Shooting Deer with a Crossbow

When you want to practice shooting with a powerful and modern crossbow without planning on hitting an animal or other targets, the crossbow will shoot an arrow for as far as 500 yards. When you use your crossbow to hunt, your skill, experience, the weight of the shaft/ broadhead, the configuration of the crossbow, the scope and, the velocity or FPS of the crossbow will determine the distance your arrow will travel to shoot deer. If you are new to crossbow shooting, your crossbow is likely to shoot deer at a distance of 30-35 yards. Normally, a crossbow will efficiently shoot deer at a distance of 60 yards. Very skilled and experienced shooters are known to shoot deer at a distance of 80 yards using a powerful crossbow.


To shoot and kill an animal the crossbow should generate enough momentum at the time of impact according to Erik Jutila A super-fast shooting crossbow will give more momentum and speed. The initial speed of the arrow determines whether the momentum is enough to strike and kill the animal. Arrows always slow down after a certain distance and the momentum of the arrow will drop. There is a higher drag force working on a fast-moving arrow. This means the arrow will slow down at a faster rate. Momentum also depends on the weight of the arrow. Heavier shafts or broadheads will help you alter the weight of the arrow. The inertia of a heavier arrow is much more. The drag force cannot slow the momentum of a heavy arrow as much as it can slow the momentum of a light arrow. Crosswinds play a major part in decreasing the momentum of an arrow. Crosswinds are less likely to affect the momentum of the arrow if it is heavy.


Momentum is not the only requirement to shoot deer at a distance. Another major factor is accuracy. Placing a shot correctly after achieving the required momentum is important to effectively hunt and kill deer at a correct distance without wounding it. Accuracy can only be achieved with practice. No matter how powerful, advanced or, good the crossbow is, if the aim is inaccurate the shot will wound the deer. Practice alone does not influence accuracy. The quality of the crossbow is a major factor in achieving accuracy. This is why Bob Robb in his article advises hunters to buy the best crossbow they can afford. He also advises them to get a fast-shooting crossbow. Winds are a factor that affects accuracy. Winds are not constant. They vary in every situation.


Your range while hunting deer is going to be much closer than when you practice. Your powerful crossbow will help you shoot the arrow for 100 yards or more accurately. In the wild, your accuracy and momentum will be affected by wind and drag. When the arrow has to travel a distance, it has to face the impact of drag and crosswind much more than at the close range. It will start slowing down as it reaches the animal. This slowdown could change the direction of the arrow and it could be off-target. According to Jen of Pink Crossbow the distance from which a hunter can shoot deer with a crossbow depends on the skill of the hunter. Some hunters require 40 years while others need 10 or 20 yards. Experts believe that a safe yet effective distance for shooting deer with a crossbow is 60 yards. Practicing in the wild after finding a kill-size target will help you determine the best max distance you need to effectively hunt and kill deer using a crossbow.
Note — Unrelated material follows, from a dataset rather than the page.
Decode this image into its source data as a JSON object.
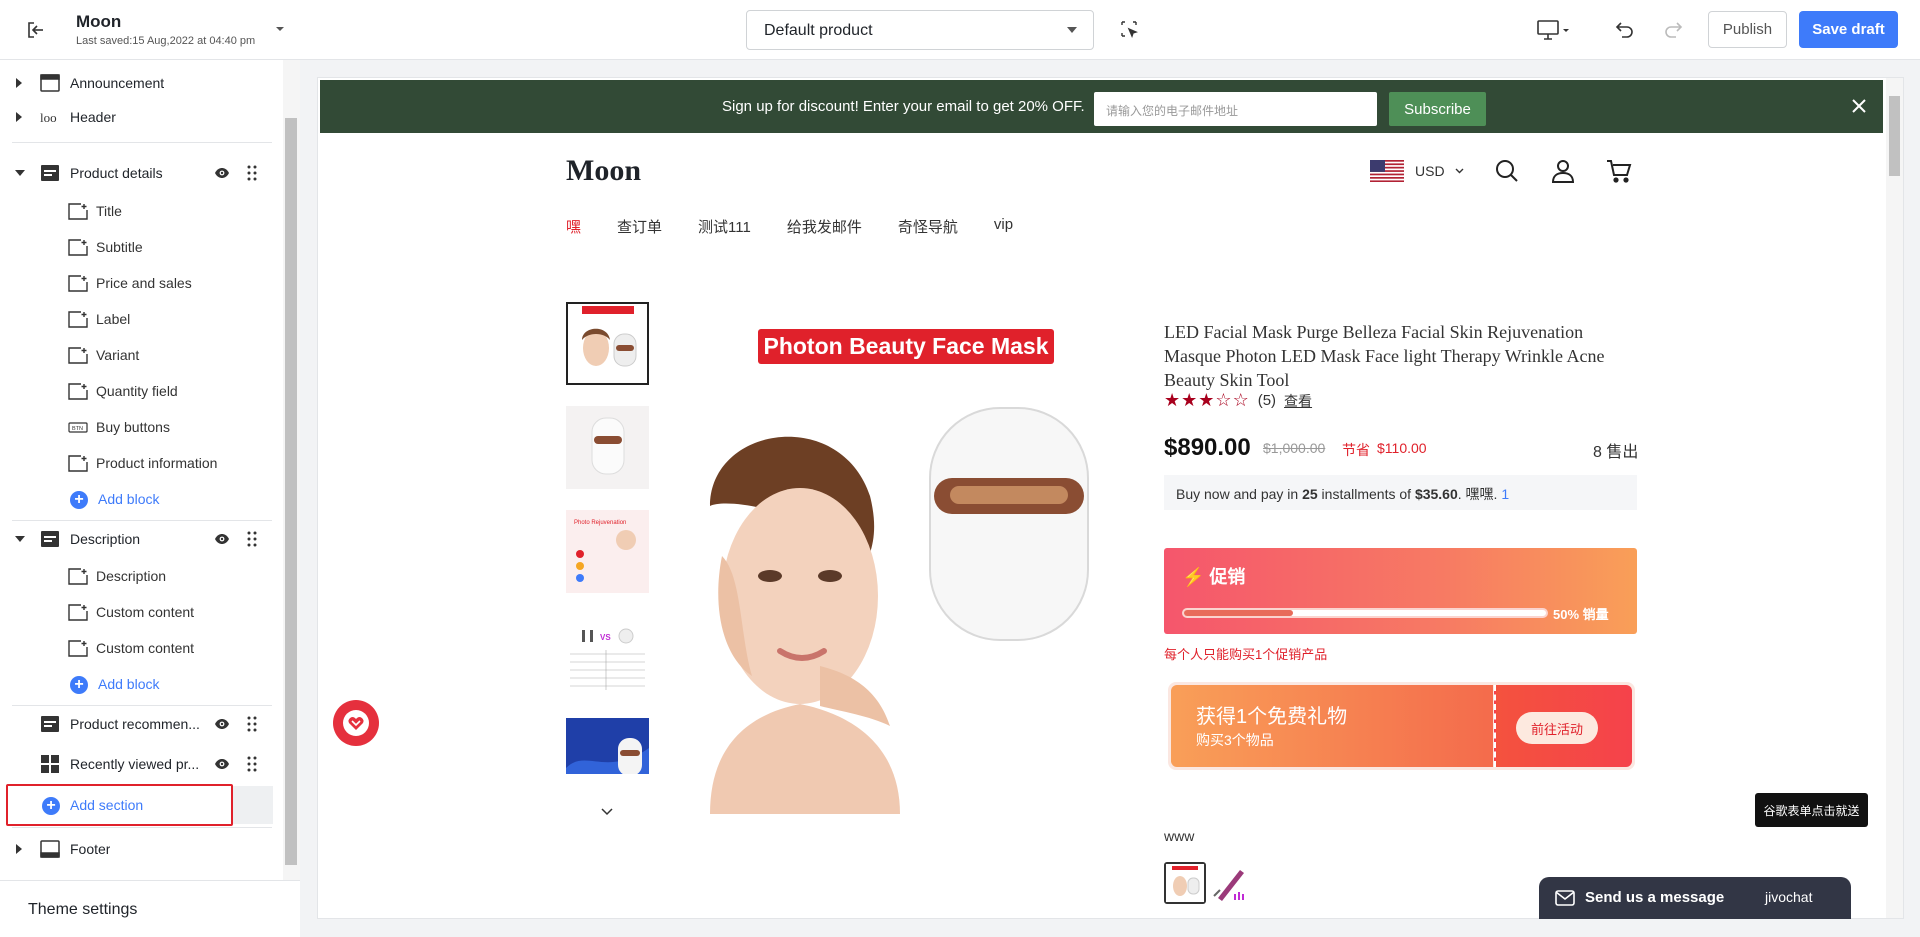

To effectively hunt and kill deer using a crossbow, you require accuracy and experience. The quality of the crossbow and the thickness of the arrow also play a role in determining how far you should shoot while hunting deer. Most experts suggest that a distance of 60 yards is enough to effectively kill deer for a reasonably experienced hunter. A distance where deer is not likely to react after the arrows strikes is the best distance to shoot deer with a crossbow.